The applications of the calculus to various questions given in the Methodus have hardly received that attention they deserve. The most important of them is the theory of the transverse vibrations of strings, a problem which had baffled previous investigators. In this investigation Taylor shews that the number of half-vibrations executed in a second is

\pi sqrt(DP/LN),
where L is the length of the string, N its weight, P the weight which stretches it, and D the length of a seconds pendulum. This is correct, but in arriving at it he assumes that every point of the string will pass through its position of equilibrium at the same instant, a restriction which D'Alembert subsequently shewed to be unnecessary. Taylor also found the form which the string assumes at any instant.

The Methodus also contains the earliest determination of the differential equation of the path of a ray of light when traversing a heterogeneous medium; and, assuming that the density of the air depends only in its distance from the earth's surface, Taylor obtained by means of quadratures the approximate form of the curve. The form of the catenary and the determination of the centres of oscillation and percussion are also discussed.

A treatise on perspective by Taylor, published in 1719, contains the earliest general enunciation of the principle of vanishing points; though the idea of vanishing points for horizontal and parallel lines in a picture hung in a vertical plane had been enunciated by Guido Ubaldi in his Perspectivae Libri, Pisa, 1600, and by Stevinus in his Sciagraphia, Leyden, 1608.

This page is included in a collection of mathematical biographies taken from A Short Account of the History of Mathematics by W. W. Rouse Ball (4th Edition, 1908).

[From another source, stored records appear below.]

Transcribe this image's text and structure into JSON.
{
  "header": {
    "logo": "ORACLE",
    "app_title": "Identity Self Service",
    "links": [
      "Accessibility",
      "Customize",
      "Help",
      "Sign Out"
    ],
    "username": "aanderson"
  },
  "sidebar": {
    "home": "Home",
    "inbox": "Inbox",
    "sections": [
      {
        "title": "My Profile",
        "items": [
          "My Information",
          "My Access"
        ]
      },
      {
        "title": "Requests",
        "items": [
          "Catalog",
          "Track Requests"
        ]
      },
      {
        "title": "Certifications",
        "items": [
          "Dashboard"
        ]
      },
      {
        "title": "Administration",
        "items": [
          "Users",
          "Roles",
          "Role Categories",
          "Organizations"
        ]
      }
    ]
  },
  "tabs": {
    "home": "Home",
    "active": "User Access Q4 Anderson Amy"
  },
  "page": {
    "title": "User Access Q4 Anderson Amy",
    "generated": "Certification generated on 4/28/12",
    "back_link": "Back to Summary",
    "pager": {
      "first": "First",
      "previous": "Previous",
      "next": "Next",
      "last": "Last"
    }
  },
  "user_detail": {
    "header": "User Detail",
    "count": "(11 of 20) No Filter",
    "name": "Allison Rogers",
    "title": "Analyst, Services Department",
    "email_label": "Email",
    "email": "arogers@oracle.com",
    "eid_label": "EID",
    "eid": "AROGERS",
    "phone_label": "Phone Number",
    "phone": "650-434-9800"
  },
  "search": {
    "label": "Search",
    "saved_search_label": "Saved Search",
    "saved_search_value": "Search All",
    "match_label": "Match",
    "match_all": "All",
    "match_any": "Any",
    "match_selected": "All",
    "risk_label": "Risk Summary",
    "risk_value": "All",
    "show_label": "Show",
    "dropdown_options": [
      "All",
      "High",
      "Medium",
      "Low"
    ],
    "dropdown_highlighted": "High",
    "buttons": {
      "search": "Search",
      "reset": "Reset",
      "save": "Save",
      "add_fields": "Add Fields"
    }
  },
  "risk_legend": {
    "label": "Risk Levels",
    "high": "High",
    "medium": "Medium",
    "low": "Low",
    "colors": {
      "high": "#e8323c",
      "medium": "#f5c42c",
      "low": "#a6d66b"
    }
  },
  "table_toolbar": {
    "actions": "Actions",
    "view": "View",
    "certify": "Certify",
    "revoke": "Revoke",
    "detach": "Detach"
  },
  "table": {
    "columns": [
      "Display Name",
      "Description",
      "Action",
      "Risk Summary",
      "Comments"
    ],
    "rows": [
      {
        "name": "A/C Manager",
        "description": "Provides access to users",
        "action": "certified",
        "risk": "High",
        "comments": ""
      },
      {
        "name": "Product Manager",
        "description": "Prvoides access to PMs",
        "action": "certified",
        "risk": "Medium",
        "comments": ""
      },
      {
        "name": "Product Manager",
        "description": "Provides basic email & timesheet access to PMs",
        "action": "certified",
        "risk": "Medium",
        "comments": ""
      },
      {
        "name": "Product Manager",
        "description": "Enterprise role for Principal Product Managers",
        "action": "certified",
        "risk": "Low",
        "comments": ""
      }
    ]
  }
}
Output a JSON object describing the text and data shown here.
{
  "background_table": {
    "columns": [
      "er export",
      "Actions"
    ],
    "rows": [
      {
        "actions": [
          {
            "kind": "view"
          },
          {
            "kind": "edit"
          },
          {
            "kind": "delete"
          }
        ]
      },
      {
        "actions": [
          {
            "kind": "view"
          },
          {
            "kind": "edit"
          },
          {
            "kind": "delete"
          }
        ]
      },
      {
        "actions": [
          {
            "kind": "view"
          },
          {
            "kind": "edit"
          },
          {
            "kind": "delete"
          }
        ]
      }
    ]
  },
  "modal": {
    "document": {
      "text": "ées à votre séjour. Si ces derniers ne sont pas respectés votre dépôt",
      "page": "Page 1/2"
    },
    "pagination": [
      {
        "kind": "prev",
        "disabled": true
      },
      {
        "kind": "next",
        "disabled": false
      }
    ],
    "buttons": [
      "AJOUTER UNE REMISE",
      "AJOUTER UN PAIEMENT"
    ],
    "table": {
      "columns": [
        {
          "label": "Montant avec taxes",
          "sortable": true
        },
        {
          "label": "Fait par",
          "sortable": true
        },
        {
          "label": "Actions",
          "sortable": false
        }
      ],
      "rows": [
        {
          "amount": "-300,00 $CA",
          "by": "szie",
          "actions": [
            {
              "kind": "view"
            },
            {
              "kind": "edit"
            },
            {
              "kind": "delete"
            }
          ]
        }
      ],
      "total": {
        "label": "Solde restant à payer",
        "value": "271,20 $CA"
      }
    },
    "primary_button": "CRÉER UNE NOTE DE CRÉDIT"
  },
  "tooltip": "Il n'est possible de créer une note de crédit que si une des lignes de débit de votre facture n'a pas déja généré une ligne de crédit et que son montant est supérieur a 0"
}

Transcribed by

D.R. Wilkins
School of Mathematics
Trinity College, Dublin